As I said, there are only 70 days left. There are always with something this big some controversy around the edges of the issue. But all these things can be resolved if the Congress will make up its mind to act. Because these 70 days of meetings where they can vote will be spread over most of the year. There's still time for committee meetings, for staff to do their work, for all that kind of stuff to happen. We can do this. We do not need to wait another year just because this is an election year to pass this. We need to do this now. (Applause.)
The other thing I want to say that's related to this is that Congress must pass comprehensive tobacco legislation to reduce teen smoking and raise the price of cigarettes by up to $1.50 a pack -- (applause) -- impose strong penalties on companies that continue to advertise to children, and give the FDA full authority to regulate tobacco products and children's access to them. The revenues we raise from the tobacco company would help to make a partial contribution to the child care plan that I have proposed as well. (Applause.)
Again I say, there's some controversy, there's some issues that have to be resolved in this tobacco settlement, to get the legislation. But I want to, again, graphically illustrate -- I just watched all those little kids in that room, those two rooms, these beautiful children -- every single day, even though it is illegal in every state in America, 3,000 more children begin to smoke; 1,000 of those 3,000 children will die sooner because of that decision. Hardly anybody becomes a chronic, lifetime smoker who does not start in their teenage years.
So I know there are only 70 days left and I know this is a big bill. But I know that there are Democrats and Republicans in substantial numbers who want to do this. We should not let the calendar get in the way of the urgent need for action. We can pass the child care reforms and we can fund them. And we can pass the tobacco legislation and we must. Just think about it: 1,000 kids every day that wants -- just like all these children did in here. Just think about it, every single day. There is no need to wait. There is no excuse for waiting. The time to act is now. (Applause.)
I leave you with this thought. I'm glad you clapped when I said these are good times for America. And you ought to be proud of yourselves, because the whole country helped to create these good times. And the efforts that we make in different areas -- from the economy to crime to welfare reform to early childhood to health and education -- they all reinforce each other. But sometimes when times are good and people clap and they feel good, they relax. I tell you, when times are good, but challenges are large and the future is coming at you like a fast train down a track -- and that's how the 21st century is coming at you, with things changing more rapidly than ever before -- then an obligation is imposed to use the good times to act, not to relax.

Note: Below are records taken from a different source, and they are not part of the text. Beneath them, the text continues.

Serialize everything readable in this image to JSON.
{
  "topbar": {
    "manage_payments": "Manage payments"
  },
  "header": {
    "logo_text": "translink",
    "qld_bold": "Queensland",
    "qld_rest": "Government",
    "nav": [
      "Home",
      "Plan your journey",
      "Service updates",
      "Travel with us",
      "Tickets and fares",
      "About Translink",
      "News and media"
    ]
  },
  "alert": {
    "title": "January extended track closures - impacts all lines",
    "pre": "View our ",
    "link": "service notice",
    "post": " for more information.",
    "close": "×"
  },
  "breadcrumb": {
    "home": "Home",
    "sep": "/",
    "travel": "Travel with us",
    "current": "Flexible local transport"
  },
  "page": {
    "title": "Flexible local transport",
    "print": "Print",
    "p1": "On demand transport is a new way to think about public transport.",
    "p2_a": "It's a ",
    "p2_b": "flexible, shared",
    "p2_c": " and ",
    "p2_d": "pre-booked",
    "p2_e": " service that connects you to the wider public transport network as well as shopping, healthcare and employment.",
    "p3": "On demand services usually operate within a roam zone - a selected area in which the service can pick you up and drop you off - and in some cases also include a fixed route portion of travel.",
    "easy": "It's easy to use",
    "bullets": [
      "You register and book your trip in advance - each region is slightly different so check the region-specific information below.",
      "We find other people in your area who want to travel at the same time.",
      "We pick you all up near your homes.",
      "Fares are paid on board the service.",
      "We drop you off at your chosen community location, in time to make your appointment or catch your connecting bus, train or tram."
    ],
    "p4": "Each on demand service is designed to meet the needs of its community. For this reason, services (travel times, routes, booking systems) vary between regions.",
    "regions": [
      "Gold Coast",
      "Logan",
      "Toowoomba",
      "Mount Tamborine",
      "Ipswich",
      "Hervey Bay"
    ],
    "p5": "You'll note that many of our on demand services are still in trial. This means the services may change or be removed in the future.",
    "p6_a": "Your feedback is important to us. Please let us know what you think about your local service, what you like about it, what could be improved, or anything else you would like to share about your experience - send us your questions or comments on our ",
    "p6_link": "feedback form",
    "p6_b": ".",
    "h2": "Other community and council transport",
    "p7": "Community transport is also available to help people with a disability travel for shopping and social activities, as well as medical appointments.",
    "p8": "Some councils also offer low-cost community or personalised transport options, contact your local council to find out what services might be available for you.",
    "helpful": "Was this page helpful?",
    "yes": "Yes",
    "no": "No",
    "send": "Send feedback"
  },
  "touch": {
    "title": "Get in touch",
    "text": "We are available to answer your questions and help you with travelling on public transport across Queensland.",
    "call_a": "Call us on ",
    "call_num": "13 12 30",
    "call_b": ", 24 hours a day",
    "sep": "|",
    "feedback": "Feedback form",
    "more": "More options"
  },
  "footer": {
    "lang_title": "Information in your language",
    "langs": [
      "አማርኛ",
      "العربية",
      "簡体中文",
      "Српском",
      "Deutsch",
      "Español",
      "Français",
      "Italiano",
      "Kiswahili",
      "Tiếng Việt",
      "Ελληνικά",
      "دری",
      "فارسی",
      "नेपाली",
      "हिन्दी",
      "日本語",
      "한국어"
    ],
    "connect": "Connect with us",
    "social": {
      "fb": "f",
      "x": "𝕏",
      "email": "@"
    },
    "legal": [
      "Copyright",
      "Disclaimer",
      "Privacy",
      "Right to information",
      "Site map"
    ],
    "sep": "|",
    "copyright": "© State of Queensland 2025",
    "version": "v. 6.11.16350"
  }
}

So I say to all of you, the members of Congress who are here are ready to act, so give them all a pat on the back, but do everything you can to send a clear and unambiguous signal that you do not want the election year to be a relaxation year, you want it to be a legislating year for the children of this country to make them stronger in the new century. After all, it's only 700 days away. Let's spend 70 days to make sure that in 700 days we'll have the healthiest, strongest children in the history of our nation.
Thank you and God bless you. (Applause.)
END 11:55 A.M. EST